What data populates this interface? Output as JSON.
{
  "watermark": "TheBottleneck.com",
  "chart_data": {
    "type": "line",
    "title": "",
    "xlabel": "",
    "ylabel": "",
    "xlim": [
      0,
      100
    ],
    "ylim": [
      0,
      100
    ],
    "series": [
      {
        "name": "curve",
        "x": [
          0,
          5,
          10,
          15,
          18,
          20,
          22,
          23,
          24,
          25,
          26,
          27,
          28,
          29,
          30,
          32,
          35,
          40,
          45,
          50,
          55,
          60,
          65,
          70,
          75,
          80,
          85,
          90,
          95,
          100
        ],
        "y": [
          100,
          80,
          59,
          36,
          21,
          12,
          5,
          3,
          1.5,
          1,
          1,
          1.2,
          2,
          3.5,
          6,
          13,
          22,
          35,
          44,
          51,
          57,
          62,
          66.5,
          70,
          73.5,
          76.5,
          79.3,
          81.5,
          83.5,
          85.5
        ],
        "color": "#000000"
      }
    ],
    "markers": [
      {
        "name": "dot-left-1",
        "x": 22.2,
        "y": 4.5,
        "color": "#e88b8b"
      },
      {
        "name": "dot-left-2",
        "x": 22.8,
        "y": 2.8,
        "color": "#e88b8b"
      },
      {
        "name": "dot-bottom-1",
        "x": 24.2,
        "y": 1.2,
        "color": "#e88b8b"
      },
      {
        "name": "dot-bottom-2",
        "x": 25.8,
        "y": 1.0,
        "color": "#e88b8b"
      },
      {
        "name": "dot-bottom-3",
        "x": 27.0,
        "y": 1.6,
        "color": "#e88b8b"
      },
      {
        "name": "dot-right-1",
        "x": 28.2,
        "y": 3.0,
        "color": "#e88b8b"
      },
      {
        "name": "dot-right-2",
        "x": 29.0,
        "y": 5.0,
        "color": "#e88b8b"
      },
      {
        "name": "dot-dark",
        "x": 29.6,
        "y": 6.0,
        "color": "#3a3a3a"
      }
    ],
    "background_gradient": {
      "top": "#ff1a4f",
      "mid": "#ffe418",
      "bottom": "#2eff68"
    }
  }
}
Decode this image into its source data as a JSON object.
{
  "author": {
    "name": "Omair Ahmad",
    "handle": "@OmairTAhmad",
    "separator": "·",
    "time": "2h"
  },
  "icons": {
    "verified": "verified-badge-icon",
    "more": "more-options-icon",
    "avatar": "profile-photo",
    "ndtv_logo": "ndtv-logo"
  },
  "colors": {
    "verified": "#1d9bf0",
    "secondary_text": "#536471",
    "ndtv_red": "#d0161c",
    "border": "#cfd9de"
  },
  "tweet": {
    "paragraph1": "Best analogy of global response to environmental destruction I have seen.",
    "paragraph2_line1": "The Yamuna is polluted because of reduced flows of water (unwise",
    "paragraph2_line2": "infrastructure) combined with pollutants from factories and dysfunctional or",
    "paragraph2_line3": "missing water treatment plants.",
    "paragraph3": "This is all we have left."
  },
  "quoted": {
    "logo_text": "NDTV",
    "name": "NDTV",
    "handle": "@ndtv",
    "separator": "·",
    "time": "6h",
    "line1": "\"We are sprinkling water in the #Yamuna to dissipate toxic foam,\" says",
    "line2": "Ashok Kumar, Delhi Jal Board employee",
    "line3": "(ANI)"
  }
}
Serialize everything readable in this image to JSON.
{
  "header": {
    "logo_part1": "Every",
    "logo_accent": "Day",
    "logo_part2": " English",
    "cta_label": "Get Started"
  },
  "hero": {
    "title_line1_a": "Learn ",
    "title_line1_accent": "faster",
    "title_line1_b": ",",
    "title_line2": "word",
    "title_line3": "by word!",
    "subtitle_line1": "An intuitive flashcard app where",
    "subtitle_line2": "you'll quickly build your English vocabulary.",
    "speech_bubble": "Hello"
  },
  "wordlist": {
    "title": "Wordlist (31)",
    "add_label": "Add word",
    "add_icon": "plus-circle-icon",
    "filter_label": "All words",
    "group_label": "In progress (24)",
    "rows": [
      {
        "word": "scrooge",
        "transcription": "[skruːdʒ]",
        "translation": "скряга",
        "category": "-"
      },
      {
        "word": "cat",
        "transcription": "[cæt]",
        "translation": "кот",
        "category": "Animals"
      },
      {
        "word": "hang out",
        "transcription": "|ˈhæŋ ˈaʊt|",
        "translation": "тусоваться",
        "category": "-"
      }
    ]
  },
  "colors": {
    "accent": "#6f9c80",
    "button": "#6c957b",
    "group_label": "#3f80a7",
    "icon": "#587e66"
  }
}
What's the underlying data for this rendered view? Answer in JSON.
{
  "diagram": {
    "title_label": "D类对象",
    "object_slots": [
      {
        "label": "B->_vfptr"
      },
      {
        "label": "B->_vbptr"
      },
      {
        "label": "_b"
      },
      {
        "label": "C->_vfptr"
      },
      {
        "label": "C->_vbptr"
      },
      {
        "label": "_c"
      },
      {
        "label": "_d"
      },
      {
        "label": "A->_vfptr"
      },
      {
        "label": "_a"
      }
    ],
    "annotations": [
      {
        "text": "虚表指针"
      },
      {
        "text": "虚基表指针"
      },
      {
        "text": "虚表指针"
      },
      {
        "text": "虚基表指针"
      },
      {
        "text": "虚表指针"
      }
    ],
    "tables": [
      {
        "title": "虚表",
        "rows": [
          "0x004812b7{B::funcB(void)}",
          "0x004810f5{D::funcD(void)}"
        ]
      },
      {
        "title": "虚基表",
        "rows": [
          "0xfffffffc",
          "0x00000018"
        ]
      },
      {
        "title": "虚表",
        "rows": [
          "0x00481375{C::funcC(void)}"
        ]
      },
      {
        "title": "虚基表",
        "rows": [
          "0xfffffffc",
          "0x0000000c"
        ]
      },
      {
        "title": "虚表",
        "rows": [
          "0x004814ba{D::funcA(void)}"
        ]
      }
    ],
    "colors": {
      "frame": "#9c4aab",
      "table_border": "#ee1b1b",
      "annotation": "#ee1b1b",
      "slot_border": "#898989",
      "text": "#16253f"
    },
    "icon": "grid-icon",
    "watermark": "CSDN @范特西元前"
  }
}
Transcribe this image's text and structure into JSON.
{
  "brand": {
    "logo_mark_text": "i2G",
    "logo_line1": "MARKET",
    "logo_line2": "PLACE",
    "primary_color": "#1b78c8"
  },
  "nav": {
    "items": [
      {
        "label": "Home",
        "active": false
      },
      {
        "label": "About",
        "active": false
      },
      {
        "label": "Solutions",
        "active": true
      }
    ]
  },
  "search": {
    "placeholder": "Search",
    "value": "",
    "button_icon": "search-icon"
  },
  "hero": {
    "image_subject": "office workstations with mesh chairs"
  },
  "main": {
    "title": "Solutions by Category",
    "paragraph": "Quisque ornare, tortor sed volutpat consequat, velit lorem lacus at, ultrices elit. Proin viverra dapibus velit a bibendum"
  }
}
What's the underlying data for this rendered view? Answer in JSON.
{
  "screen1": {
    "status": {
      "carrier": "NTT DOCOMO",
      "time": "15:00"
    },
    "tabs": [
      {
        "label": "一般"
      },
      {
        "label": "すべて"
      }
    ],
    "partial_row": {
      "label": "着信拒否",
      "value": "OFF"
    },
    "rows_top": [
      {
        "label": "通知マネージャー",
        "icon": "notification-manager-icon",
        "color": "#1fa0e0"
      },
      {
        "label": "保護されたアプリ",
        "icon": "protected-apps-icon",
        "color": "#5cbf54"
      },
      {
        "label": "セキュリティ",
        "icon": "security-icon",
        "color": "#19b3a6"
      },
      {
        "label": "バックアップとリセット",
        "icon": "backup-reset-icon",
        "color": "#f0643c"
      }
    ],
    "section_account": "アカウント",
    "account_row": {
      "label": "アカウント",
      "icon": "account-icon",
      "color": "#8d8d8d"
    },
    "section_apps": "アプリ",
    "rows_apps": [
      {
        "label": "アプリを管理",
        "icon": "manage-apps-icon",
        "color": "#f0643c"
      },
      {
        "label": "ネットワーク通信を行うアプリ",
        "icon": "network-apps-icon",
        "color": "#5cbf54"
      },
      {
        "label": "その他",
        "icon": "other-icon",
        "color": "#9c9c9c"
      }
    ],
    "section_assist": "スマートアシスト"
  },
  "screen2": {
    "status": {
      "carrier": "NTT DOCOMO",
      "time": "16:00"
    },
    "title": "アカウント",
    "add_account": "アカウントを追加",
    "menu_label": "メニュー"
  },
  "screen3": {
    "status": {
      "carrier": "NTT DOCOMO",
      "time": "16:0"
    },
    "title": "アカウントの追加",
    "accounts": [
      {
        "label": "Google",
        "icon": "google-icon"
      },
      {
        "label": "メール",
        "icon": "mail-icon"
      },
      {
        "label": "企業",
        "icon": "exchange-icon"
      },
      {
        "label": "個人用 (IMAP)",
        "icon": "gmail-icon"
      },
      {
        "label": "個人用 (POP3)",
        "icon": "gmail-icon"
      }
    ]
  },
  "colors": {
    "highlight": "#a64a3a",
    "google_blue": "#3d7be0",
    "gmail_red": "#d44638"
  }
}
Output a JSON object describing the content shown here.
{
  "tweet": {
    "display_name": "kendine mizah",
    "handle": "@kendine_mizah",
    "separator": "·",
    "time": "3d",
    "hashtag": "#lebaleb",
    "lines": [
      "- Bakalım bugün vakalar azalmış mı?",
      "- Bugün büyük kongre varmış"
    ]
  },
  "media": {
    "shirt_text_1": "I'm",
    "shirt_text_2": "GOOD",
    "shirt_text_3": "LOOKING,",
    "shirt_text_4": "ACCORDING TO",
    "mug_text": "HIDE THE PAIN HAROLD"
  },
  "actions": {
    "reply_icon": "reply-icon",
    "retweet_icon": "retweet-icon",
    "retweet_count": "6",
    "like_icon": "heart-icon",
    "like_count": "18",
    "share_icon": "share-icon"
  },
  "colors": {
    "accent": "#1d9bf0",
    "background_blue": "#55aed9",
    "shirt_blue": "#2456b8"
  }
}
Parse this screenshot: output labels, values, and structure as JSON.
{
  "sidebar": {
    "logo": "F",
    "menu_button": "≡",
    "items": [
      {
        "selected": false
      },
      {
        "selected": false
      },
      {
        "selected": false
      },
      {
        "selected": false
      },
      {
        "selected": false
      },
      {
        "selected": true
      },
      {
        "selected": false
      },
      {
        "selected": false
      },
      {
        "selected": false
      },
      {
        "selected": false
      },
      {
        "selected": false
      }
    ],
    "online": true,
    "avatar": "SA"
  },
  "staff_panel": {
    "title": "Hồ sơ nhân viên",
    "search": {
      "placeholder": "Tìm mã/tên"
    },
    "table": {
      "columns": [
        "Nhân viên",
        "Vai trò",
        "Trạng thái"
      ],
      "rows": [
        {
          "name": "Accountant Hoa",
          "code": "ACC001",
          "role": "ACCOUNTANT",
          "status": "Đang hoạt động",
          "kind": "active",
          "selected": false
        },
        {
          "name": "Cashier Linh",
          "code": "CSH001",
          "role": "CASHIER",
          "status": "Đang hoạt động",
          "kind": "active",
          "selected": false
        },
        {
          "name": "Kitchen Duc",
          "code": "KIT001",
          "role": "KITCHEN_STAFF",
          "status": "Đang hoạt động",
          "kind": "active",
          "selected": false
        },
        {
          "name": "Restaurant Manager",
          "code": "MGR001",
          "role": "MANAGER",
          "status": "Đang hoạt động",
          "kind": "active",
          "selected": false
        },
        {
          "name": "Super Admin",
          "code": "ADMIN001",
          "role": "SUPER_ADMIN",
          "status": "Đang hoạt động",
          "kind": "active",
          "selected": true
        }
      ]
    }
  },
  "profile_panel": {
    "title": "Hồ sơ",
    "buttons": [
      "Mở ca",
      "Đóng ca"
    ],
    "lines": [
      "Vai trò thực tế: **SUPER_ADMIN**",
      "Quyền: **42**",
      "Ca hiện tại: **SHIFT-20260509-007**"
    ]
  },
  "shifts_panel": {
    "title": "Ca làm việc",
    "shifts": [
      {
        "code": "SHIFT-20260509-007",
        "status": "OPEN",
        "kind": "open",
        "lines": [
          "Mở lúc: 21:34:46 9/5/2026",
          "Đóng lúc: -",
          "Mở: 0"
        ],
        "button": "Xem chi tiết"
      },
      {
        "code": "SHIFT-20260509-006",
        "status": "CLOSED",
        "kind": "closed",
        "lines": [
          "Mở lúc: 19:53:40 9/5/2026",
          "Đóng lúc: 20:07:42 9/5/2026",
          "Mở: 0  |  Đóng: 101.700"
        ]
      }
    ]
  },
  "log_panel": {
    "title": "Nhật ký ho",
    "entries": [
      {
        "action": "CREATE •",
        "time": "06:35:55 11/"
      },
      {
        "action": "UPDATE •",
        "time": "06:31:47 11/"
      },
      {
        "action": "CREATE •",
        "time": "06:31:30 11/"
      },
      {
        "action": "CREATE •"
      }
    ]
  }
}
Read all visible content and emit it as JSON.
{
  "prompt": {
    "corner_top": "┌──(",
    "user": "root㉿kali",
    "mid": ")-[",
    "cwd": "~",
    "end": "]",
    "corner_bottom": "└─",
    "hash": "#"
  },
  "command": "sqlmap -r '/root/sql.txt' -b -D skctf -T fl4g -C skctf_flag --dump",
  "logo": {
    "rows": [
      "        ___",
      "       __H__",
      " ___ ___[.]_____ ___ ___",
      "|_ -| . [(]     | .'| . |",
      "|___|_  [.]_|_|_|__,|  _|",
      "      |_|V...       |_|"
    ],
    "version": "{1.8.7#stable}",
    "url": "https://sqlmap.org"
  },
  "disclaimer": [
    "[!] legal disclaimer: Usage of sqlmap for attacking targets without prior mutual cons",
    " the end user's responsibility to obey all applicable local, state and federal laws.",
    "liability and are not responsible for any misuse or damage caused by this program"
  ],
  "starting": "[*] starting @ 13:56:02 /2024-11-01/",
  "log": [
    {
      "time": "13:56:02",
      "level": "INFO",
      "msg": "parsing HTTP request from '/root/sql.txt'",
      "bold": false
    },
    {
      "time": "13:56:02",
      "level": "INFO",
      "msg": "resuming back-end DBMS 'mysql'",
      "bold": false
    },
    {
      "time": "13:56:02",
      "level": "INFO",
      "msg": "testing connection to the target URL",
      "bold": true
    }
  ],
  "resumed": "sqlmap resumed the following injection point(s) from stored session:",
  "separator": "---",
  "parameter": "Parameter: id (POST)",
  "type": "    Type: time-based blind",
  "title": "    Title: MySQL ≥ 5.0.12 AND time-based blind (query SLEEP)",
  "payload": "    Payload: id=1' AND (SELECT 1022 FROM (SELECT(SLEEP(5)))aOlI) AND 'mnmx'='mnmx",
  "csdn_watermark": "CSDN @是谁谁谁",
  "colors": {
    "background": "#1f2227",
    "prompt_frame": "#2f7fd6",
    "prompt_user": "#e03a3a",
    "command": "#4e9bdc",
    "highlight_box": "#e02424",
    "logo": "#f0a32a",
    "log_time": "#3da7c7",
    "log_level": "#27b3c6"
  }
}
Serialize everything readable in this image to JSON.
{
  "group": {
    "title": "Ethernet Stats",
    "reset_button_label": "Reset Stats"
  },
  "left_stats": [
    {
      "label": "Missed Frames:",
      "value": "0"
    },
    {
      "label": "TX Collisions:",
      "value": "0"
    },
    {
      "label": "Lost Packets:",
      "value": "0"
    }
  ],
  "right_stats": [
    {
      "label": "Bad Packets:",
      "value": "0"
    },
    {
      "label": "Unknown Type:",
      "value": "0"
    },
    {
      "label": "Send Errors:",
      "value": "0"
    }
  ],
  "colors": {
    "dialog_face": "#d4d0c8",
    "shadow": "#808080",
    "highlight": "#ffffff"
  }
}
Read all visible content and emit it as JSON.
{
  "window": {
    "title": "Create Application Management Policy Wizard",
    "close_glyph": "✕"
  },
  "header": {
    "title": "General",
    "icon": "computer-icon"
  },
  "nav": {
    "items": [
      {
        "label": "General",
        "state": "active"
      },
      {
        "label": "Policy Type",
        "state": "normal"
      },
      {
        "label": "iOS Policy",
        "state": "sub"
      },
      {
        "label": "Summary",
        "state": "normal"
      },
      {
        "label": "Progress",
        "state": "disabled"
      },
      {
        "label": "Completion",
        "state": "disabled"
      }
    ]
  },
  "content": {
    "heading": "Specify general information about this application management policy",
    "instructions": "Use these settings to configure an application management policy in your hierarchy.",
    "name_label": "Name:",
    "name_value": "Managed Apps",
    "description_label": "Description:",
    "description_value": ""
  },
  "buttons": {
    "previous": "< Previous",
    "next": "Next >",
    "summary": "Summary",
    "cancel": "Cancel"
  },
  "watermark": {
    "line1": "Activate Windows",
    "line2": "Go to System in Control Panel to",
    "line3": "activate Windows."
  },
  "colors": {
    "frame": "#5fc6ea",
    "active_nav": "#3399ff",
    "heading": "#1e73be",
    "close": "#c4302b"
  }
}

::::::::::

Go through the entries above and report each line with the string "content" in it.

◆ EXERCISE ANSWER ◆
Output a JSON object describing the content shown here.
Read all visible content and emit it as JSON.
Read all visible content and emit it as JSON.
  "content": {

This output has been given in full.